(Records drawn from a dataset)
========

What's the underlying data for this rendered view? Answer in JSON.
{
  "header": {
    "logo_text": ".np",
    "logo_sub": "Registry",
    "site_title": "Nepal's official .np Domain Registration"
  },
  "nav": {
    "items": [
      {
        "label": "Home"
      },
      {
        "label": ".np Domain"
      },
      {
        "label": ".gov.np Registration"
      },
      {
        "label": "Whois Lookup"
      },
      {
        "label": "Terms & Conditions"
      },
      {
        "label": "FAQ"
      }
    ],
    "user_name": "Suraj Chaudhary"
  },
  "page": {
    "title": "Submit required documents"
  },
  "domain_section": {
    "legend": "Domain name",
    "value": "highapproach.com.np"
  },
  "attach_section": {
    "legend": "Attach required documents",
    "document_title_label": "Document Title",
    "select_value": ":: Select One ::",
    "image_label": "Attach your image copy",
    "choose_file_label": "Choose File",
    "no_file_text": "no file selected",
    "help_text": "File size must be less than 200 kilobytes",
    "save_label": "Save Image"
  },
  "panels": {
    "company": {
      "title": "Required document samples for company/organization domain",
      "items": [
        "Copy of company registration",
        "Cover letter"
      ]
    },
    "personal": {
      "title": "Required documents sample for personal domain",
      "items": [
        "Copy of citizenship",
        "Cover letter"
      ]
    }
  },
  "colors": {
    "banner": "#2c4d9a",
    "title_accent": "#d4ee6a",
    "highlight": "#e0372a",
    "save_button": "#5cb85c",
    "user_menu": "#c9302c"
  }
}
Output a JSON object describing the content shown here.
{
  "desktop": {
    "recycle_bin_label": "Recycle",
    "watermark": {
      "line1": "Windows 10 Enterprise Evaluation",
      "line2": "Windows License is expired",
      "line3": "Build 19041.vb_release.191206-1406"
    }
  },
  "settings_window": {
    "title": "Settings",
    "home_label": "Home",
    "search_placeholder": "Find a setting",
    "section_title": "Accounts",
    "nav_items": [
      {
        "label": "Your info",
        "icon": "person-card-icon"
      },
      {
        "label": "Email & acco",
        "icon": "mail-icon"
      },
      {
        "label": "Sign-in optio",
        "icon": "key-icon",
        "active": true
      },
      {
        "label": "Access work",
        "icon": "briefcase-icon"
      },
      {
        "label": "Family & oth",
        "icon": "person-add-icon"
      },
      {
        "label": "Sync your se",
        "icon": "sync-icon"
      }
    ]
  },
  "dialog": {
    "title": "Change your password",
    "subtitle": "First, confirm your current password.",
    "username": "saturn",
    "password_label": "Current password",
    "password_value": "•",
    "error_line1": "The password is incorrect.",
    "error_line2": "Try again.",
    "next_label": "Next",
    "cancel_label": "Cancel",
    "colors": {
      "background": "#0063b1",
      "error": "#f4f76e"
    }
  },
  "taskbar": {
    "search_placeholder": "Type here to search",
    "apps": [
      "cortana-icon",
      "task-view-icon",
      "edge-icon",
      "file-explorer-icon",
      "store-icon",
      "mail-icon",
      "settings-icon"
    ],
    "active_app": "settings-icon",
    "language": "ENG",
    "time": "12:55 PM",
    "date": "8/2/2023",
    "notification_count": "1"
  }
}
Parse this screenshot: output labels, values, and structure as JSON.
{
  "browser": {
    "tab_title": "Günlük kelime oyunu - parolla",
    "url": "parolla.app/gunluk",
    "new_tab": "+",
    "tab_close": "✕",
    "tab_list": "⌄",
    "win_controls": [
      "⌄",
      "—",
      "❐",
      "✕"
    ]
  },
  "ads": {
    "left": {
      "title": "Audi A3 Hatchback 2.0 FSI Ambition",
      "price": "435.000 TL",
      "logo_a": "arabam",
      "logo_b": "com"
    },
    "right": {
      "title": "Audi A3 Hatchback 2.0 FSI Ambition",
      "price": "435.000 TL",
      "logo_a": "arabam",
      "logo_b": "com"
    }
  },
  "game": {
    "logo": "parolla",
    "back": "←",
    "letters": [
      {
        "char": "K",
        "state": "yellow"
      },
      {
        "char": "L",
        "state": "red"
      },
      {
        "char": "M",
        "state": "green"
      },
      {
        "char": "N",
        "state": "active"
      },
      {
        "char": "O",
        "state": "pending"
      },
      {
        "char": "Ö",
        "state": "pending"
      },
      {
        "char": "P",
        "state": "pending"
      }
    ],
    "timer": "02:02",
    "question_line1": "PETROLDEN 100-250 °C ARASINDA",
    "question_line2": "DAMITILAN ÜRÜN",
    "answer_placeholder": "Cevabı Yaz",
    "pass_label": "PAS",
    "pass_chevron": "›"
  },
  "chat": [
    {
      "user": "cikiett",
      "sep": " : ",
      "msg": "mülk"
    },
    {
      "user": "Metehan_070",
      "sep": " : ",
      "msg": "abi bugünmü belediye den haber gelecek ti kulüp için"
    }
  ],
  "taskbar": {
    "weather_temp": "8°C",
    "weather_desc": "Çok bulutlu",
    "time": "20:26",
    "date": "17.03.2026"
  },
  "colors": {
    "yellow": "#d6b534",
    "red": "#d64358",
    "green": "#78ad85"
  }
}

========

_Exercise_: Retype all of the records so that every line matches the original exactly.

_Written response_:
What's the underlying data for this rendered view? Answer in JSON.
{
  "header": {
    "logo_text": ".np",
    "logo_sub": "Registry",
    "site_title": "Nepal's official .np Domain Registration"
  },
  "nav": {
    "items": [
      {
        "label": "Home"
      },
      {
        "label": ".np Domain"
      },
      {
        "label": ".gov.np Registration"
      },
      {
        "label": "Whois Lookup"
      },
      {
        "label": "Terms & Conditions"
      },
      {
        "label": "FAQ"
      }
    ],
    "user_name": "Suraj Chaudhary"
  },
  "page": {
    "title": "Submit required documents"
  },
  "domain_section": {
    "legend": "Domain name",
    "value": "highapproach.com.np"
  },
  "attach_section": {
    "legend": "Attach required documents",
    "document_title_label": "Document Title",
    "select_value": ":: Select One ::",
    "image_label": "Attach your image copy",
    "choose_file_label": "Choose File",
    "no_file_text": "no file selected",
    "help_text": "File size must be less than 200 kilobytes",
    "save_label": "Save Image"
  },
  "panels": {
    "company": {
      "title": "Required document samples for company/organization domain",
      "items": [
        "Copy of company registration",
        "Cover letter"
      ]
    },
    "personal": {
      "title": "Required documents sample for personal domain",
      "items": [
        "Copy of citizenship",
        "Cover letter"
      ]
    }
  },
  "colors": {
    "banner": "#2c4d9a",
    "title_accent": "#d4ee6a",
    "highlight": "#e0372a",
    "save_button": "#5cb85c",
    "user_menu": "#c9302c"
  }
}
Output a JSON object describing the content shown here.
{
  "desktop": {
    "recycle_bin_label": "Recycle",
    "watermark": {
      "line1": "Windows 10 Enterprise Evaluation",
      "line2": "Windows License is expired",
      "line3": "Build 19041.vb_release.191206-1406"
    }
  },
  "settings_window": {
    "title": "Settings",
    "home_label": "Home",
    "search_placeholder": "Find a setting",
    "section_title": "Accounts",
    "nav_items": [
      {
        "label": "Your info",
        "icon": "person-card-icon"
      },
      {
        "label": "Email & acco",
        "icon": "mail-icon"
      },
      {
        "label": "Sign-in optio",
        "icon": "key-icon",
        "active": true
      },
      {
        "label": "Access work",
        "icon": "briefcase-icon"
      },
      {
        "label": "Family & oth",
        "icon": "person-add-icon"
      },
      {
        "label": "Sync your se",
        "icon": "sync-icon"
      }
    ]
  },
  "dialog": {
    "title": "Change your password",
    "subtitle": "First, confirm your current password.",
    "username": "saturn",
    "password_label": "Current password",
    "password_value": "•",
    "error_line1": "The password is incorrect.",
    "error_line2": "Try again.",
    "next_label": "Next",
    "cancel_label": "Cancel",
    "colors": {
      "background": "#0063b1",
      "error": "#f4f76e"
    }
  },
  "taskbar": {
    "search_placeholder": "Type here to search",
    "apps": [
      "cortana-icon",
      "task-view-icon",
      "edge-icon",
      "file-explorer-icon",
      "store-icon",
      "mail-icon",
      "settings-icon"
    ],
    "active_app": "settings-icon",
    "language": "ENG",
    "time": "12:55 PM",
    "date": "8/2/2023",
    "notification_count": "1"
  }
}
Parse this screenshot: output labels, values, and structure as JSON.
{
  "browser": {
    "tab_title": "Günlük kelime oyunu - parolla",
    "url": "parolla.app/gunluk",
    "new_tab": "+",
    "tab_close": "✕",
    "tab_list": "⌄",
    "win_controls": [
      "⌄",
      "—",
      "❐",
      "✕"
    ]
  },
  "ads": {
    "left": {
      "title": "Audi A3 Hatchback 2.0 FSI Ambition",
      "price": "435.000 TL",
      "logo_a": "arabam",
      "logo_b": "com"
    },
    "right": {
      "title": "Audi A3 Hatchback 2.0 FSI Ambition",
      "price": "435.000 TL",
      "logo_a": "arabam",
      "logo_b": "com"
    }
  },
  "game": {
    "logo": "parolla",
    "back": "←",
    "letters": [
      {
        "char": "K",
        "state": "yellow"
      },
      {
        "char": "L",
        "state": "red"
      },
      {
        "char": "M",
        "state": "green"
      },
      {
        "char": "N",
        "state": "active"
      },
      {
        "char": "O",
        "state": "pending"
      },
      {
        "char": "Ö",
        "state": "pending"
      },
      {
        "char": "P",
        "state": "pending"
      }
    ],
    "timer": "02:02",
    "question_line1": "PETROLDEN 100-250 °C ARASINDA",
    "question_line2": "DAMITILAN ÜRÜN",
    "answer_placeholder": "Cevabı Yaz",
    "pass_label": "PAS",
    "pass_chevron": "›"
  },
  "chat": [
    {
      "user": "cikiett",
      "sep": " : ",
      "msg": "mülk"
    },
    {
      "user": "Metehan_070",
      "sep": " : ",
      "msg": "abi bugünmü belediye den haber gelecek ti kulüp için"
    }
  ],
  "taskbar": {
    "weather_temp": "8°C",
    "weather_desc": "Çok bulutlu",
    "time": "20:26",
    "date": "17.03.2026"
  },
  "colors": {
    "yellow": "#d6b534",
    "red": "#d64358",
    "green": "#78ad85"
  }
}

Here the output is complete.